§ **Requirement**: Your reproduction of the entries should be exact and should contain no pictures.

[Data about app and page elements]

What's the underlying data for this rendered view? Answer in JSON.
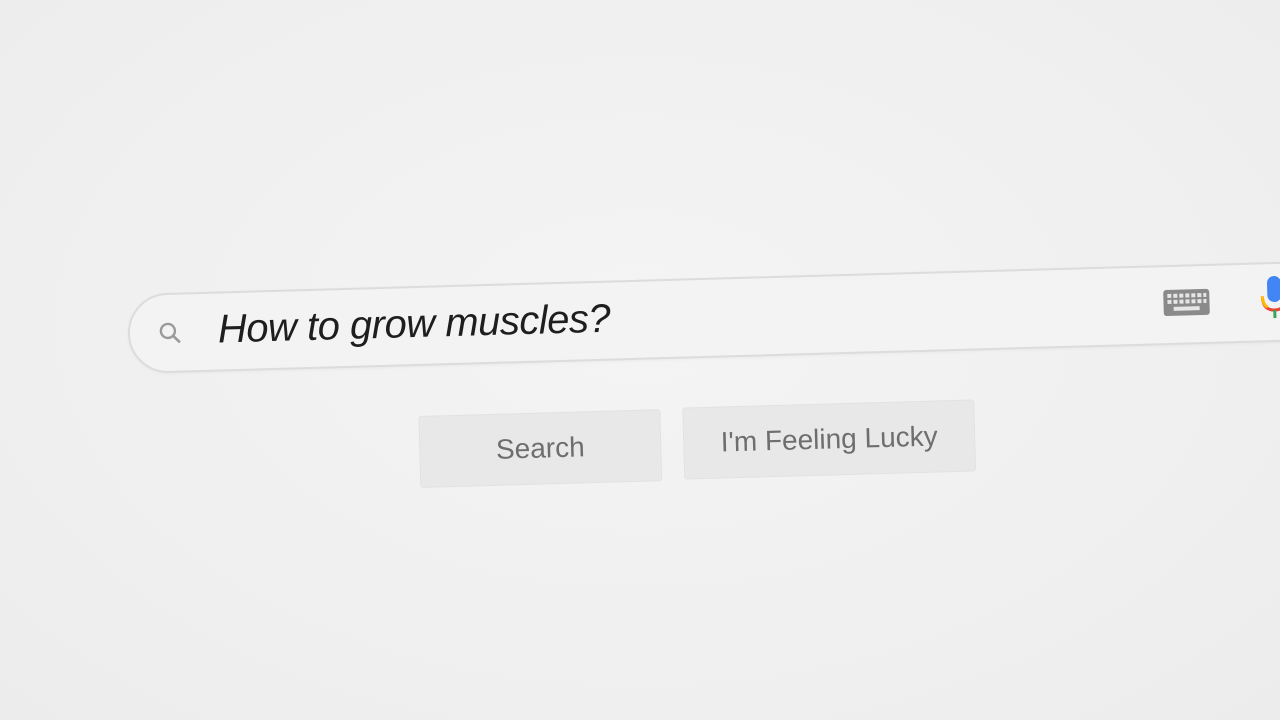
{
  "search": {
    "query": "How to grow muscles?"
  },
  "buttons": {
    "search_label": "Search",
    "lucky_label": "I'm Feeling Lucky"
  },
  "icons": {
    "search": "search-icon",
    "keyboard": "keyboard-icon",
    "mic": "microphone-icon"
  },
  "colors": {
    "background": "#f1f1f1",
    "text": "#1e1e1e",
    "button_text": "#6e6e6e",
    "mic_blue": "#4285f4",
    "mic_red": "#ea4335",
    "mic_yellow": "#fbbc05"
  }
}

§ **Output of the exercise**:
What's the underlying data for this rendered view? Answer in JSON.
{
  "search": {
    "query": "How to grow muscles?"
  },
  "buttons": {
    "search_label": "Search",
    "lucky_label": "I'm Feeling Lucky"
  },
  "icons": {
    "search": "search-icon",
    "keyboard": "keyboard-icon",
    "mic": "microphone-icon"
  },
  "colors": {
    "background": "#f1f1f1",
    "text": "#1e1e1e",
    "button_text": "#6e6e6e",
    "mic_blue": "#4285f4",
    "mic_red": "#ea4335",
    "mic_yellow": "#fbbc05"
  }
}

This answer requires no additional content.